■ Brief ■
Without adding or dropping anything, copy the entries below.

─── Data for analysis ───

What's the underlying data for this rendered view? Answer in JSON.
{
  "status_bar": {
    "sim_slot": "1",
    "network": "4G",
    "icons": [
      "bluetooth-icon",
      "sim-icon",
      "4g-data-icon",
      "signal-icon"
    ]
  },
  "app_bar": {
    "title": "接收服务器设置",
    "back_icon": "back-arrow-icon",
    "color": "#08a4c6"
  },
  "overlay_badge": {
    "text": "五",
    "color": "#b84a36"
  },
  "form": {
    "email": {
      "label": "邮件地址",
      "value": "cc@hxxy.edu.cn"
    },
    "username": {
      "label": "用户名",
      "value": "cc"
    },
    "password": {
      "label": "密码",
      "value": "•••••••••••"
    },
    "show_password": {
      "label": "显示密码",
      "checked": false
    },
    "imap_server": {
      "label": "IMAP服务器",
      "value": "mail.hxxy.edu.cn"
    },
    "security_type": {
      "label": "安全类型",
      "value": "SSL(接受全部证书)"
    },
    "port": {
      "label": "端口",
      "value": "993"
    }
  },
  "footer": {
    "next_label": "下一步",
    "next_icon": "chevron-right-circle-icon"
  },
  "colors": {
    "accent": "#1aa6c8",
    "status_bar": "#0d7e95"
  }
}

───

■ Task result ■
What's the underlying data for this rendered view? Answer in JSON.
{
  "status_bar": {
    "sim_slot": "1",
    "network": "4G",
    "icons": [
      "bluetooth-icon",
      "sim-icon",
      "4g-data-icon",
      "signal-icon"
    ]
  },
  "app_bar": {
    "title": "接收服务器设置",
    "back_icon": "back-arrow-icon",
    "color": "#08a4c6"
  },
  "overlay_badge": {
    "text": "五",
    "color": "#b84a36"
  },
  "form": {
    "email": {
      "label": "邮件地址",
      "value": "cc@hxxy.edu.cn"
    },
    "username": {
      "label": "用户名",
      "value": "cc"
    },
    "password": {
      "label": "密码",
      "value": "•••••••••••"
    },
    "show_password": {
      "label": "显示密码",
      "checked": false
    },
    "imap_server": {
      "label": "IMAP服务器",
      "value": "mail.hxxy.edu.cn"
    },
    "security_type": {
      "label": "安全类型",
      "value": "SSL(接受全部证书)"
    },
    "port": {
      "label": "端口",
      "value": "993"
    }
  },
  "footer": {
    "next_label": "下一步",
    "next_icon": "chevron-right-circle-icon"
  },
  "colors": {
    "accent": "#1aa6c8",
    "status_bar": "#0d7e95"
  }
}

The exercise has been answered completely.